BROOKVILLE — After almost two years, the double-murder trial of Steven Patrick Rebert Monday, began Monday, with the prosecution guiding the jury into what it could expect to hear, and the defense noting that the prosecution presented its opening arguments with no evidence of Rebert’s guilt.
Rebert, formerly of Emporium, faces double homicide charges in the shooting deaths of Victoria Lynn Shugar and Wayne Shugar, both 61, who were found dead April 12, 2010, in their Coal Tipple Road home, Brockway.
In his two-hour opening statement, District Attorney Jeffrey Burkett described the scene the night the Shugars died, as he presented what he called a "road map" for the case so the jury could better understand what was ahead.
Burkett said April 10, 2010, was just like any other Saturday night at the Shugars’ residence, located on what was then known as Coal Tipple Road, but has since been renamed Shugar Road.
“Vicky was lounging in her pajamas and was watching television, while Wayne was working on a puzzle in another room,” Burkett said.
The Shugars had no idea what was in store for them that night, he said.
“Wayne, who was always outdoors when the weather was good, had fed the fish in his pond one last time,” he said. “Several neighbors said that they observed Wayne performing the ritual just before dusk, which is about 7:30 p.m. in April.”
Burkett then described the events of Monday, April 12, 2010, when the couple’s bodies were discovered.
Vicky owned Flowers & More in Brockway, and her employee, Michelle Bright, was concerned when Vicky did not show up for work, because she always arrived at the shop between 4 and 6 a.m. to place the out-of-town orders.
Bright expected to hear something from Vicky that morning, yet there were no responses from her phone calls and text messages.
Bright called Jennifer Shugar, who is married to the Shugars’ son, Jason Shugar, who then called her husband.

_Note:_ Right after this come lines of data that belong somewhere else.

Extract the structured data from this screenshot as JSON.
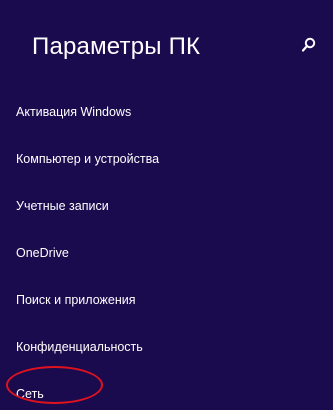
{
  "header": {
    "title": "Параметры ПК"
  },
  "search": {
    "icon": "search-icon"
  },
  "nav": {
    "items": [
      {
        "label": "Активация Windows"
      },
      {
        "label": "Компьютер и устройства"
      },
      {
        "label": "Учетные записи"
      },
      {
        "label": "OneDrive"
      },
      {
        "label": "Поиск и приложения"
      },
      {
        "label": "Конфиденциальность"
      },
      {
        "label": "Сеть"
      }
    ],
    "highlighted": "Сеть"
  },
  "colors": {
    "background": "#1a0b4f",
    "text": "#ffffff",
    "highlight": "#e0121d"
  }
}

He and one of his employees traveled to the Coal Tipple Road residence — where he grew up — where, upon entering through a back door, he saw an area in the basement where there was a cardboard box and quilt.
Eventually, he lifted the quilt to find his parents dead, Burkett said.
The subsequent investigation culminated in Rebert’s arrest.
“This is not evidence; that will happen on the witness stand, and there are videos,” Burkett said. “I’m here to give you a road map; there are boxes of evidence; you need to know what’s coming.”
Burkett said the jury would hear about the crime scene and what police discovered in their investigation, such as the curious sight of rugs, quilts and a set of scales at the scene in the basement.
“It will become apparent they were killed there, with blood under the throw rugs, and there were more newspapers under the throw rugs covered in blood,” he said. “The throw rugs allowed the actor to walk through the crime scene and not pick up blood spatter.”
Through testimony, the jury would also learn, Burkett said, that the victims suffered five gunshot wounds — three to Wayne Shugar, two to Vicky Shugar.
Burkett said during the autopsy, blood was drawn for DNA profiling, and May 24, 2010, human blood was found on the right foot and left foot of Rebert’s boot. In a partial DNA profile, the middle sole of the right boot and heel and middle sole of the left DNA blood samples matched the DNA profile of Wayne Shugar.
And the gun? “We don’t have one,” Burkett said. “Evidence is that the defendant is good at hiding things out in the woods. One state trooper saw him visit such a site; they’ve looked high and low.”
The jury must be convinced that this crime had to have something to do with Rebert’s obsession with Bright, who worked at Vickie’s flower shop in Brockway, he said.
“We need to prove he did it, we don’t have to prove why,” Burkett said. “We are dealing with a huge amount of information.”
He also said that during jury selection, the jurors heard the the phrase “cloaked in innocence until proven guilty.”
“This is the proceeding where that cloak of innocence can be removed,” Burkett said. “We will come to you to remove the cloak of the presumption of innocence and find him guilty of all charges.”
Following lunch, Public Defender John Ingros, who is defending Rebert with Jacqueline “Sis” Mizerock and Michael Marshall, said, “Everything the district attorney told you is interesting; we’ve heard no evidence as of yet.
“This was a horrible crime, and it should never have happened,” Ingros said, adding that the only way it could be worse is if the wrong man is convicted.
“We’re going to do our best to show the defendant’s side,” he said. “Pay attention as we go through it all. Sometimes, there’s not going to be flashing lights.”
Ingros said there’s a lot of testimony, and some small fact could make a difference.
“You have to decide beyond a reasonable doubt as to whether or not he is guilty,” he said.